COBRA legislation allows employees and their dependents who were covered under an employer’s group health plan to continue their health coverage in situations when it would ordinarily be lost, such as a layoff or reduction in the number of hours worked. COBRA legislation applies to all employers' group health plans, with the exception of small employers with less than 20 employees. COBRA requires notices and disclosures to be sent that allow the plan beneficiaries to continue their health insurance coverage by paying up to 102 percent of their health insurance premiums. The failure to comply with COBRA’s rules and regulations can lead to heavy penalties levied on an employer.
IRS Excise Tax Penalties
The IRS is authorized to assess an excise tax penalty for an employer’s failure to follow COBRA guidelines. The IRS allows an employer a 30-day grace period to correct a violation that was due to negligence or was accidental. If the IRS does levy an excise tax on the employer, the minimum is the greater of $2,500 for each beneficiary affected by the rule violation or $100 per day during the employer’s period of non-compliance. In certain circumstances in which the IRS determines that the violation is not minimal, employers can be subject to a penalty of up to $15,000. The IRS regulations do set a cap for the maximum excise tax that an employer can pay in one year: the lesser of 10 percent of the employer health plan costs in the previous year, or $500,000.

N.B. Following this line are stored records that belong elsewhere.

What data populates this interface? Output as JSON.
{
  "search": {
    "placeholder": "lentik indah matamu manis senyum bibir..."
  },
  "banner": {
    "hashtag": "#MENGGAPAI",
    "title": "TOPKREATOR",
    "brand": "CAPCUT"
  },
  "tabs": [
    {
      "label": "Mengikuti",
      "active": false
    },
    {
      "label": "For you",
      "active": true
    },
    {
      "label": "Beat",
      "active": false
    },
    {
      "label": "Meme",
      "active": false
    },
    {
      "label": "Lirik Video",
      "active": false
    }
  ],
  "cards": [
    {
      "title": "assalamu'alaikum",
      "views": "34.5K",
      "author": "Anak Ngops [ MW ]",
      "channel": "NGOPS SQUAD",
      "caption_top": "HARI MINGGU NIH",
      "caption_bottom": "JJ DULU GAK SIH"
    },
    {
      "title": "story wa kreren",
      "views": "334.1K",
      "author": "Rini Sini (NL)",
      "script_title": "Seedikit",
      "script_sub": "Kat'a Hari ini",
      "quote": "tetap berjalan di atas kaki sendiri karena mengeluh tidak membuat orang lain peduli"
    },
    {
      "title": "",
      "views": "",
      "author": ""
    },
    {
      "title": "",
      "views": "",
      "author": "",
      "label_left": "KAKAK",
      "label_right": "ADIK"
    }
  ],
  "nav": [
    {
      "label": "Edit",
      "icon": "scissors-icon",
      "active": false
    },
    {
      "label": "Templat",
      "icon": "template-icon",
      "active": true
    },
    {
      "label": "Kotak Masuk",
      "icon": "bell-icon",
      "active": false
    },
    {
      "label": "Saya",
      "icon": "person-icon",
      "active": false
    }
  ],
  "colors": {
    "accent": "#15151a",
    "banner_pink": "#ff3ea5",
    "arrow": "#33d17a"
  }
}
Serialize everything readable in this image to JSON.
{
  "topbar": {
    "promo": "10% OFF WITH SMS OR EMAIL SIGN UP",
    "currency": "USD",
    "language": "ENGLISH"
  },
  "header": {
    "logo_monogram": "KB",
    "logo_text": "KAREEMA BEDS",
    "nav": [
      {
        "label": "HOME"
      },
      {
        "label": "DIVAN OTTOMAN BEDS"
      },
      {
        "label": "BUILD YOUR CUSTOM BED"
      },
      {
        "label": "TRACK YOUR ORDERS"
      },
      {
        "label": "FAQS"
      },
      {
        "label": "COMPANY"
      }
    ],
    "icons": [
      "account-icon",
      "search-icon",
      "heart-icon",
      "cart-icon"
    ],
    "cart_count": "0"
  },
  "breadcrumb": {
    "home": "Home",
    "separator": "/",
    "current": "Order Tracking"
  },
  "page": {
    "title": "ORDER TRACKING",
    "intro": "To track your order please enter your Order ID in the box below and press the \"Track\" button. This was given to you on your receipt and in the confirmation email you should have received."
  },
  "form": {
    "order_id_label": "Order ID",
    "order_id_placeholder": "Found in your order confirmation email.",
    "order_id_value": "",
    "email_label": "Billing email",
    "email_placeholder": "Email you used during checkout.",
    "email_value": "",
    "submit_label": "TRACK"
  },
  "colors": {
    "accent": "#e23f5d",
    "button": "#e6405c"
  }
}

The Department of Labor can also levy penalties for COBRA violations. COBRA falls under the Department of Labor’s jurisdiction, as they administer the Employee Retirement Income Security Act (ERISA). COBRA is codified in Title 1 of ERISA. The Department of Labor only has jurisdiction over COBRA notification and disclosure provisions; the IRS has jurisdiction over all other COBRA matters. The Department of Labor has established a per diem penalty for employers failing to comply with COBRA notification and disclosure rules: ERISA penalties accrue at $110 per day, per violation.
An employee may bring a private civil action for violations of COBRA in either state or federal court. This is in addition to any penalties levied by the IRS or Department of Labor. If an employee or beneficiary is successful against an employer in court, he can obtain a variety of monetary damages, including the medical expenses, monetary awards and attorney’s fees. Additionally, a court can award a beneficiary injunctive relief, which means that the court can order the employer to do or stop doing something that is injuring the beneficiary.
Avoiding COBRA Penalties
Employers can do several things to avoid being held liable for COBRA violations. Members of the employer’s human resources department should be familiar with COBRA’s provisions. Employers should consider retaining an employment lawyer to keep the company updated on COBRA changes. An attorney can also advise whether business insurance would cover any employee errors in fulfilling COBRA requirements. Additionally, third-party administrators are available to handle COBRA notifications and disclosures. In some cases, if the administrator makes a mistake, you can still be held liable.
- Justia: Failure to satisfy continuation coverage requirements of group health plans
- United States Department of Labor: Health Benefits, Retirement Standards, and Workers’ Compensation: Employee Benefit Plans
- U.S. Department of Labor. "An Employer's Guide to Group Health Continuation Coverage Under COBRA." Pages 2, 4. Accessed Jan. 31, 2020.
- U.S. Department of Labor. "An Employee's Guide to Health Benefits Under Cobra." Page 6. Accessed Jan. 31, 2020
- "FAQs on COBRA Continuation Health Coverage." Pages 2-3. Accessed Jan. 31, 2020.
Nicole Leigh has been writing professionally since 2009. She is an attorney and teacher whose research has been published in print education journals. Leigh holds a Juris Doctor degree, a Masters degree in curriculum and instruction, a Bachelor of Science in education and a Bachelor of Arts in psychology.